The chaos resulting from the implementation of the council was, in Lamont's view, the result of the entrenchment of the very problems that the council sought to correct:
These attempts to address this fundamental weakness, however, were received by a Church that was still enthralled by them. That is what explains the disasters that followed the Council. Its attempts at overcoming the nominalist mindset were interpreted as rejecting the previous requirement of obedience. This freed all the bitterness and resentment that had been produced by such obedience, a bitterness untrammeled by any intellectual discipline or loyalty to truth.
He goes on to blame the Novus Order far more than I would for contributing to the post-Vatican II breakdown. Though far from being a liturgist, it seems to me that there is certainly nothing defective about the Novus Ordo as a rite, the problems have been with the Novus Ordo being abused in ways that were certainly never intended by those who originally created it.
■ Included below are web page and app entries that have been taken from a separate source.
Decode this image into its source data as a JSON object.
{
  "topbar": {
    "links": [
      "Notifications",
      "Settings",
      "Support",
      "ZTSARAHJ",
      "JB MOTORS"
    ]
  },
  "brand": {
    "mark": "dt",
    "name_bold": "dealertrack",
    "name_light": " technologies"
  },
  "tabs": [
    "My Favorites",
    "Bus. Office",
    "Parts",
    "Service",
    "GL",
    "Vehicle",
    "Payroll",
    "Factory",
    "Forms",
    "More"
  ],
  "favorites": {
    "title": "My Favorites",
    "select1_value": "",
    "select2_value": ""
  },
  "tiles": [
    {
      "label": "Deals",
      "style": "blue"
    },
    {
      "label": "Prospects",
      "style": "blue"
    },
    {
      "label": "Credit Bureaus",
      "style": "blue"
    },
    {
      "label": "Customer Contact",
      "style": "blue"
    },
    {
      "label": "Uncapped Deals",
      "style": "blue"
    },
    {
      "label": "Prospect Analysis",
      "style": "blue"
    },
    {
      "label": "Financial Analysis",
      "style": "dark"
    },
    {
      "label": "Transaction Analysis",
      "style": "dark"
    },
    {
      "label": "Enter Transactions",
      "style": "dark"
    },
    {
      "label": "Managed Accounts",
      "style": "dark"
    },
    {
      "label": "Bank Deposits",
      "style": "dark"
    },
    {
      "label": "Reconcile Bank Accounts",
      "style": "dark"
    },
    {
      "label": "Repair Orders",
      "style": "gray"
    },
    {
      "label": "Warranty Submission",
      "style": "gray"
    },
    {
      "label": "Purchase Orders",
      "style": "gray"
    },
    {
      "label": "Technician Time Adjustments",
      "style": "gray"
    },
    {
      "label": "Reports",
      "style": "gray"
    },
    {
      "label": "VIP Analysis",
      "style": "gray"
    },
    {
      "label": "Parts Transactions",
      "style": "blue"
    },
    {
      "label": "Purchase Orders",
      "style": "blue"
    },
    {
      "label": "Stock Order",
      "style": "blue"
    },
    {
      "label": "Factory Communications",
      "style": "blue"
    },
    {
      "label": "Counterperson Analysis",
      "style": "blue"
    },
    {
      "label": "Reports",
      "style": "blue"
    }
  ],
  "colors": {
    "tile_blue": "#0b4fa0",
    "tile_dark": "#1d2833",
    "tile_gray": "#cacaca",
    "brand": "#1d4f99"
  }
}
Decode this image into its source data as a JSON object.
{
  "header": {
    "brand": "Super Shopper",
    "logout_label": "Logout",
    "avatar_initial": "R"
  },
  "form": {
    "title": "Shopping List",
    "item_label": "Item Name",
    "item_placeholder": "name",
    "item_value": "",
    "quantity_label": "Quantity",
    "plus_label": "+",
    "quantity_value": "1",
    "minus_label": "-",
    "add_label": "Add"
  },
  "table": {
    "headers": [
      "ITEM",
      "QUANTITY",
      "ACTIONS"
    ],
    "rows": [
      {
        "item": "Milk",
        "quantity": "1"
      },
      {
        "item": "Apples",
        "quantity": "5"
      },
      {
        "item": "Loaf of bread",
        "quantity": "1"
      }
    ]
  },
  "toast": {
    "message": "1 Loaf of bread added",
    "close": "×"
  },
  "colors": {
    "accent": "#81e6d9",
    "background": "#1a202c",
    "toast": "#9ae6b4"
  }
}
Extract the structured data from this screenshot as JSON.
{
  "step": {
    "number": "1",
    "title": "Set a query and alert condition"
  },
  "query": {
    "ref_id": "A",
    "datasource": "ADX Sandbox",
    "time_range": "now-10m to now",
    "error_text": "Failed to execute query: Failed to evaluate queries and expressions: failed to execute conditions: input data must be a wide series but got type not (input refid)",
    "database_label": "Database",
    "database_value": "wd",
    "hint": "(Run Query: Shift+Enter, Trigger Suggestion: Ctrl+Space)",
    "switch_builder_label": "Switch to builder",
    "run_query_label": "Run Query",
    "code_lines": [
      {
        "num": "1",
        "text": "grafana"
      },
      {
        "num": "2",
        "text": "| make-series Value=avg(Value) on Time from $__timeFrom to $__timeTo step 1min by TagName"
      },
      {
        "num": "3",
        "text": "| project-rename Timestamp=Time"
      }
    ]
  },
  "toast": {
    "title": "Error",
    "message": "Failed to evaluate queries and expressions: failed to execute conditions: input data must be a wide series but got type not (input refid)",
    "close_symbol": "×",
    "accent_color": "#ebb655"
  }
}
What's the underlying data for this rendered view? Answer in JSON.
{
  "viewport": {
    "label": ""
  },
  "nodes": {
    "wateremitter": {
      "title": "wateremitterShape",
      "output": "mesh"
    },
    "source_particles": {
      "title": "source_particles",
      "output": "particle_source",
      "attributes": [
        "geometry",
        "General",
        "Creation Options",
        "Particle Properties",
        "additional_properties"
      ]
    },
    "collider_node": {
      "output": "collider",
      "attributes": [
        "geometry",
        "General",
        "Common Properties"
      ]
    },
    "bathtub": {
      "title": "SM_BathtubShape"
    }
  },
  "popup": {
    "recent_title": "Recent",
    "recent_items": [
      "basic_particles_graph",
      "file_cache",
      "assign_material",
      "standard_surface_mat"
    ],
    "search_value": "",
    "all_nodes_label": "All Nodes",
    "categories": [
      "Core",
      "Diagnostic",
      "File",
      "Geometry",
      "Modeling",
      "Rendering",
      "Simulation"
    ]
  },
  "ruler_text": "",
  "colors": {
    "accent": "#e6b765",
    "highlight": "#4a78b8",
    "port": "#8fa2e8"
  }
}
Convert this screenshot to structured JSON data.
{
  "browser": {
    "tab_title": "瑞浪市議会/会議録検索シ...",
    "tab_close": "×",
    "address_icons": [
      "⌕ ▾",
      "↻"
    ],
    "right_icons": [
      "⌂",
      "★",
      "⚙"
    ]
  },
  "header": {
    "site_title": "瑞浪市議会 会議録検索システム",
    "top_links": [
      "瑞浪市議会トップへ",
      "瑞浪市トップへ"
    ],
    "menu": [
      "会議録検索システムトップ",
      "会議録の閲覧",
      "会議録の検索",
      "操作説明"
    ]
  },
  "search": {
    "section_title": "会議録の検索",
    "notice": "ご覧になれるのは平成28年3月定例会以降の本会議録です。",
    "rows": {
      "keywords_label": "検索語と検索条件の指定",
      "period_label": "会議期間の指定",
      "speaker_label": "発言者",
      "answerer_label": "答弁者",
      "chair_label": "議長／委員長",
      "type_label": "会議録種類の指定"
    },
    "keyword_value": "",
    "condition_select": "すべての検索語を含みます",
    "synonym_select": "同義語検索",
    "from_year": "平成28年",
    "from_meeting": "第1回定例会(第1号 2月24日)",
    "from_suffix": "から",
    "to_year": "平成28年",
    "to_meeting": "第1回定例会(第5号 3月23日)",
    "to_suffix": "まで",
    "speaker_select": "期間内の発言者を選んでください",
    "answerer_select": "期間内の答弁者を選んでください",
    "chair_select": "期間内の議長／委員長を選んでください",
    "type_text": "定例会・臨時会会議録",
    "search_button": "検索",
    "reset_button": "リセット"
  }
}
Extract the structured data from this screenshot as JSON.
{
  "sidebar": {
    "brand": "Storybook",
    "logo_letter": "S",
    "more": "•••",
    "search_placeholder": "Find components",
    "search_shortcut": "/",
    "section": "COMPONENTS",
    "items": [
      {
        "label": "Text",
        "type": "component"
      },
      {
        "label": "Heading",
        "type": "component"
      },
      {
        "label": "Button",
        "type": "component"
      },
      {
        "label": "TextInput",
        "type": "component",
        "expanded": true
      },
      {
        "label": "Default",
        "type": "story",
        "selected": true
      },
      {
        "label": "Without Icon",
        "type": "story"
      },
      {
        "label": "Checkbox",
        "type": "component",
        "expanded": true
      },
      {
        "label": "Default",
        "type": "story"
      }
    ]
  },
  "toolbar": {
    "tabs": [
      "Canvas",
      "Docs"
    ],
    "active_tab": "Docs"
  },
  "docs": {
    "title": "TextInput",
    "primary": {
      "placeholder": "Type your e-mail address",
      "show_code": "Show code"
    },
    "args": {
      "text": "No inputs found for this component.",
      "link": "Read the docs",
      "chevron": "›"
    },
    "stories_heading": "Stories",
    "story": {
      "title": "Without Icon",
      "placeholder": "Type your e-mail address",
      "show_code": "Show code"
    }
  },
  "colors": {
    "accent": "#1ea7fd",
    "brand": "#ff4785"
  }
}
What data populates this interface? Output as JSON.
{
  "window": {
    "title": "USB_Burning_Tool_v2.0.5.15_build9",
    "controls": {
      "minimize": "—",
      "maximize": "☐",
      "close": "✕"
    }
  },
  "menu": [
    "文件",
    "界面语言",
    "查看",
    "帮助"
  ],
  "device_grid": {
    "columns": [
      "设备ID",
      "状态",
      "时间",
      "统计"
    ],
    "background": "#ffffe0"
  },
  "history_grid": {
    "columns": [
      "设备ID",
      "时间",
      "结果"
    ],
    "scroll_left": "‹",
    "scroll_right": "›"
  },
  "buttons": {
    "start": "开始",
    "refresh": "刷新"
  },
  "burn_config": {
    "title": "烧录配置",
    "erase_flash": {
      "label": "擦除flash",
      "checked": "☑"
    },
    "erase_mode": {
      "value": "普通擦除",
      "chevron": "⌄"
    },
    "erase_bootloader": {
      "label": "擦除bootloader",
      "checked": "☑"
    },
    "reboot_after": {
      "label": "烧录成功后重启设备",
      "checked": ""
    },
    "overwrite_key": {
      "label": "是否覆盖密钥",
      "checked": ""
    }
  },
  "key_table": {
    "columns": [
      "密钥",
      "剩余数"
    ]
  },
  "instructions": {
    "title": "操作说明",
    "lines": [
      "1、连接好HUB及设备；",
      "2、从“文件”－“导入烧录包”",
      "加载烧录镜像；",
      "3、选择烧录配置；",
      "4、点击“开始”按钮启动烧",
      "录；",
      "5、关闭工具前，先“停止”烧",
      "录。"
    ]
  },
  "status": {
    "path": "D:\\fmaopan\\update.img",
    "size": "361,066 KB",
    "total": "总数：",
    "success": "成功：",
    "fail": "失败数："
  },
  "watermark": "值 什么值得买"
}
I do think there can be some question as to whether simultaneously creating a new rite and allowing exclusive use of the vernacular right after a major council was pastorally a good idea. To the council fathers themselves the reasons may have seemed quite clear, but I think to many of the faithful (who had not been kept well informed at all about the council and its teachings) it seemed very much as if all of a sudden everything was being changed, and anything that hadn't been changed yet might be changed soon.
In order to avoid alarming and scandalizing lay Catholics who in many cases may not have been clear on the differences between doctrine, discipline and practice, it seems like a more gradual process might have been wiser. On the other hand, as I once heard an executive say regarding business change, sometimes change is like detox: it's going to be terrible no matter when you do it, so you might as well get through it quickly. Perhaps that's what the US bishops had in mind.
The other challenge coming out of Vatican II was that the shepherds themselves weren't in the best of shape. From the number of priests ordained in the 50s and 60s who we all heard growing up saying things like, "Back then everything was a sin. Eating meat on Friday could send you to hell." I have to assume that one of the major obstacles to evangelizing people about the council was that a lot of the priests and religious were themselves confused about the differences between doctrine, discipline and practice, and thus added to the confusion after the council by preaching confusion from the pulpit.
I've run into a few other interesting Vatican II articles recently, so there's more to come.